Arthur Wellesley, the first Duke of Wellington, was born in Dublin in 1769. He served in Europe and in 1797 his regiment was sent to India where his brother became Governor General later that year. In India, Wellington saw active service until he returned home in 1805. He sat as an MP for Rye between 1806 and 1809, becoming Irish Secretary in 1807.
In 1809 he was sent to assume command in Portugal. Wellington gained military distinction in the Peninsular Campaigns during the French Wars, culminating in the victory at Waterloo. He was raised to the peerage as the Duke of Wellington in recognition of his achievements and he sat in the House of Lords for the rest of his life.
In 1827 he became Commander-in-Chief of the British Army, an office in which he was confirmed for life in 1842. Wellington led the Tories in the Lords and threw his weight behind most of the administrations between 1818 and his death in 1852.
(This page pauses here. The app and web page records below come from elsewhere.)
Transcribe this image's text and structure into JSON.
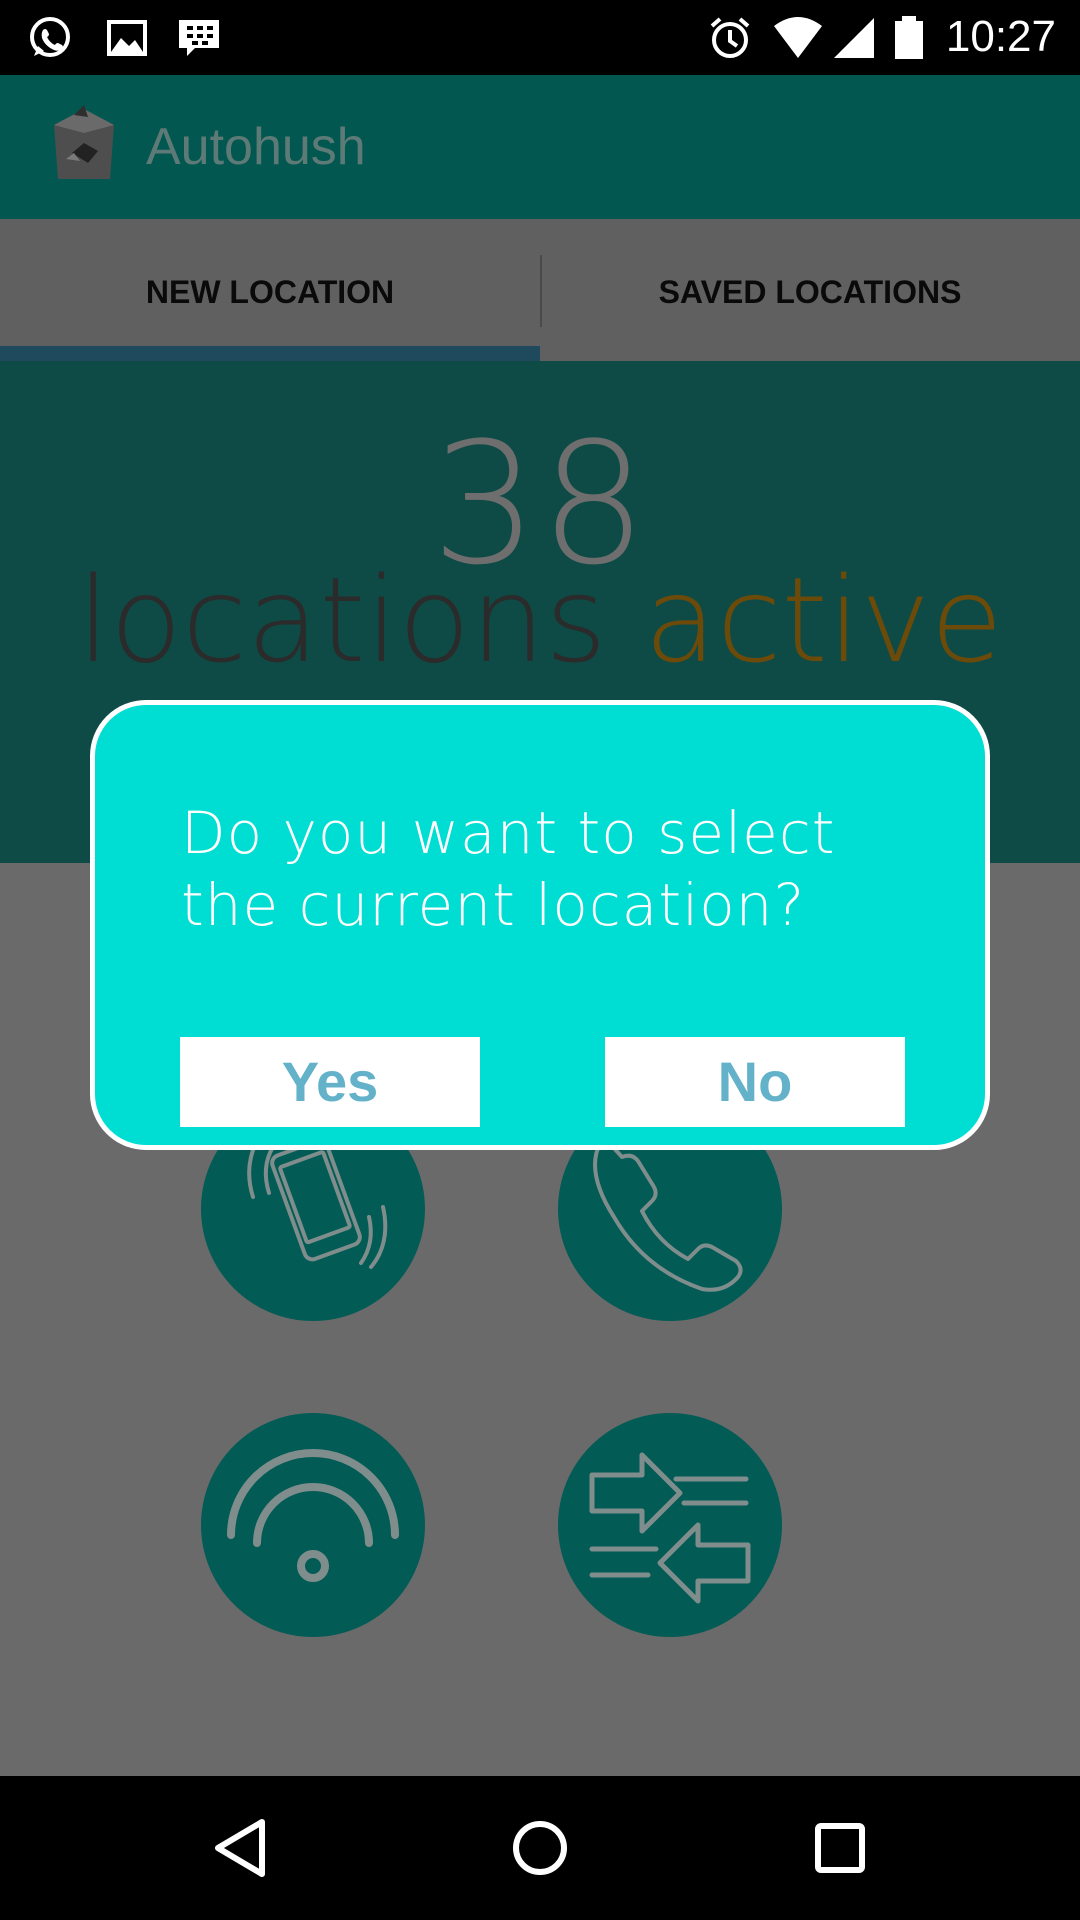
{
  "status_bar": {
    "time": "10:27",
    "left_icons": [
      "whatsapp-icon",
      "gallery-icon",
      "bbm-icon"
    ],
    "right_icons": [
      "alarm-icon",
      "wifi-icon",
      "signal-icon",
      "battery-icon"
    ]
  },
  "app_bar": {
    "title": "Autohush",
    "logo_icon": "app-logo-icon"
  },
  "tabs": [
    {
      "label": "NEW LOCATION",
      "selected": true
    },
    {
      "label": "SAVED LOCATIONS",
      "selected": false
    }
  ],
  "hero": {
    "count": "38",
    "label_word1": "locations",
    "label_word2": "active"
  },
  "mode_buttons": [
    {
      "icon": "vibrate-phone-icon"
    },
    {
      "icon": "phone-icon"
    },
    {
      "icon": "wifi-icon"
    },
    {
      "icon": "sync-arrows-icon"
    }
  ],
  "dialog": {
    "message": "Do you want to select the current location?",
    "yes_label": "Yes",
    "no_label": "No"
  },
  "nav_bar": {
    "icons": [
      "back-icon",
      "home-icon",
      "recents-icon"
    ]
  },
  "colors": {
    "app_bar": "#025750",
    "dialog_bg": "#00ddd3",
    "dialog_button_text": "#63b2c9",
    "circle_fill": "#035b55",
    "tab_indicator": "#1f4a5e",
    "accent_active": "#6b4a0a"
  }
}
He was a frequent visitor to the Great Exhibition of 1851, and Cobden noted with vexation that when he entered ‘all other objects of interest sank to insignificance.’ He was in his usual health until September 1852, and on the 13th he drove over to Dover from Walmer. He returned to dinner two hours later than usual, was very hungry, and ate hastily and heartily. He had a fit in the night, and during the course of the 14th his health gradually deteriorated, and he died in the afternoon.
At the date of the census (30th March), Wellington was living at Apsley House, in the Mayfair area of St George Hanover Square in the City of Westminster.
Armed with my copy of British Data Archive's London 1851 Census on CD, I clicked on St George Hanover Square in the Master Street Index and then searched for Apsley House.
It showed that it was on piece 1476 folios 186 to 193. The census set booklet shows that this piece is on CD3. I quickly browsed through the pages starting at the book marked folio 190 and within 5 pages came across the entry for Apsley House.
The Duke of Wellington was registered there as: "Arthur Duke of W." His age (81) and rank or profession (F- Marshall) entries confirmed that I had found the right person.
Folio 192b / piece 1476 of the London 1851 census, featuring Wellington's census record